WHAT YOU HAVE TO DO: Every line of the entries with the word "EURUSDe" in it should be shown.

:: EXCERPTED RECORDS ::

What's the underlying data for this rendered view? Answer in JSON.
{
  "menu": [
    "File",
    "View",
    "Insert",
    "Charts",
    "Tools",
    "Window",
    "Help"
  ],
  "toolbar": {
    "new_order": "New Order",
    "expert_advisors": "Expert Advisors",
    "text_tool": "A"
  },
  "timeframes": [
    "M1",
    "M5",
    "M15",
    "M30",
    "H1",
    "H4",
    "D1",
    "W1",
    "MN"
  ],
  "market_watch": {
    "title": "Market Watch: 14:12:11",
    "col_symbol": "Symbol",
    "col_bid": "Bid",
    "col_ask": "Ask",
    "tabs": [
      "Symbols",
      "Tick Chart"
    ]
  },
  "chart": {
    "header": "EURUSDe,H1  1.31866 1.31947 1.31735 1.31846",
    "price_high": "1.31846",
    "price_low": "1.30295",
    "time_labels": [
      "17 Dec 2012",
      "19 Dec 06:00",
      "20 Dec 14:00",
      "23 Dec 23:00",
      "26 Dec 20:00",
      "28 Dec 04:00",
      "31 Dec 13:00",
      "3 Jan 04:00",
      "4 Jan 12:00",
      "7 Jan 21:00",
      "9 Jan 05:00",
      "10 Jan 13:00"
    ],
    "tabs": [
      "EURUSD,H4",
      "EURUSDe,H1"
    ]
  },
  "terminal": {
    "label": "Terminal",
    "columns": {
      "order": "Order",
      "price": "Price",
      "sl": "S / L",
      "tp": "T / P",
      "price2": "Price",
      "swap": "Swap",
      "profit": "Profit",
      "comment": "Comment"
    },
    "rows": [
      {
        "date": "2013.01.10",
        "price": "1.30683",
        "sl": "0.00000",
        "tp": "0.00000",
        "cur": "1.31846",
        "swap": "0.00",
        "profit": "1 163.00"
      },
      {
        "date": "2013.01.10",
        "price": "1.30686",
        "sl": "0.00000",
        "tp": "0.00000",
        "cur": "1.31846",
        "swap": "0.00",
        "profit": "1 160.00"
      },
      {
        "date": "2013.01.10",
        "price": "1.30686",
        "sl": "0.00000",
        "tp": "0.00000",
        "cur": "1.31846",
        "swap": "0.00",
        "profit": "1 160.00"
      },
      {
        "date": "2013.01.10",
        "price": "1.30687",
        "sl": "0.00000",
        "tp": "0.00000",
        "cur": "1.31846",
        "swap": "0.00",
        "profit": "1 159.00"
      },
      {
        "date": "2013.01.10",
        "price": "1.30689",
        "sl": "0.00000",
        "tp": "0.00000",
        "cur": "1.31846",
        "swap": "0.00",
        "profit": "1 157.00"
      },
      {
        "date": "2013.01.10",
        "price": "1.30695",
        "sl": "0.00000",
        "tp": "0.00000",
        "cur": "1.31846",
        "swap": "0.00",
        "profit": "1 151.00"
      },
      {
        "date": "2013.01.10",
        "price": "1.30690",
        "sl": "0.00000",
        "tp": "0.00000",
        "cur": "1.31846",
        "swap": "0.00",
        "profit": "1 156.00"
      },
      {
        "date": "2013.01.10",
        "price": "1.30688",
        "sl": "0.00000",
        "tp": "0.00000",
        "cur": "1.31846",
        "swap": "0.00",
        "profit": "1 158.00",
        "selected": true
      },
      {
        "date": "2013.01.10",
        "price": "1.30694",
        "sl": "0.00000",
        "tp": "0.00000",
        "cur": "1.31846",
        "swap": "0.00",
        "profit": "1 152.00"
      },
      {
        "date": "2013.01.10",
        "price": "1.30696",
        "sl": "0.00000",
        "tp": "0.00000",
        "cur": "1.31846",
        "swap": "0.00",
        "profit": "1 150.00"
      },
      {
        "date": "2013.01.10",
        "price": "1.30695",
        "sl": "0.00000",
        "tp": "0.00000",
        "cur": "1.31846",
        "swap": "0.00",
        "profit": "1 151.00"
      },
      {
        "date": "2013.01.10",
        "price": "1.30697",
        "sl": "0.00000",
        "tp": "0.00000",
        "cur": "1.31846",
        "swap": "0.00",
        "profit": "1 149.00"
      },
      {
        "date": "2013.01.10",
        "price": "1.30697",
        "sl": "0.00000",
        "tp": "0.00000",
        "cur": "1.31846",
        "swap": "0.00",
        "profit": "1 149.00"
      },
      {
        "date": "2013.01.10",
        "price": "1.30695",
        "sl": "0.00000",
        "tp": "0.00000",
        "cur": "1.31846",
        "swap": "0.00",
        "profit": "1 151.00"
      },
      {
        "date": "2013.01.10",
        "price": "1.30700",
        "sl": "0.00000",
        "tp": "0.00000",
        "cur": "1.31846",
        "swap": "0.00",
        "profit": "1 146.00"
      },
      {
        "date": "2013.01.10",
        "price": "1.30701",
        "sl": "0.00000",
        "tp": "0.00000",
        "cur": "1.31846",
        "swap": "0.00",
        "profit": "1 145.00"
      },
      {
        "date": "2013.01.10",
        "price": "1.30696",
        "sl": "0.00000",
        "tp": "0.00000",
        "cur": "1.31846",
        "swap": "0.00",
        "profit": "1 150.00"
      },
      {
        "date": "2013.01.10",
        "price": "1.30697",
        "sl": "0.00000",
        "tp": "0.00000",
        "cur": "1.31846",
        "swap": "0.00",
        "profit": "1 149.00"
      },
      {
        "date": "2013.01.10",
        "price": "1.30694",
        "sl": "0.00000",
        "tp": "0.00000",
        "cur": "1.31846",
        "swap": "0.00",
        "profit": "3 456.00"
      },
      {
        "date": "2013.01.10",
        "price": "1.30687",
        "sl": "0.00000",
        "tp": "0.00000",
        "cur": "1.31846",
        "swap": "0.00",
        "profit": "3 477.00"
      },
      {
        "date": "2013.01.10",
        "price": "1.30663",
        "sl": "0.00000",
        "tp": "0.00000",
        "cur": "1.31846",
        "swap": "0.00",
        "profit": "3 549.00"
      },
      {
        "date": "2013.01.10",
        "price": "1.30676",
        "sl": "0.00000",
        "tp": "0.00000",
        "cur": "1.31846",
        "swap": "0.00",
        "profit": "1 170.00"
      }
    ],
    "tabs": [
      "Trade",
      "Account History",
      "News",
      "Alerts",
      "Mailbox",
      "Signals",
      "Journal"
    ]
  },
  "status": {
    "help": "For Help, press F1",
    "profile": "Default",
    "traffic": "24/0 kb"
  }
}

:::

EXERCISE SOLUTION:
    "header": "EURUSDe,H1  1.31866 1.31947 1.31735 1.31846",
      "EURUSDe,H1"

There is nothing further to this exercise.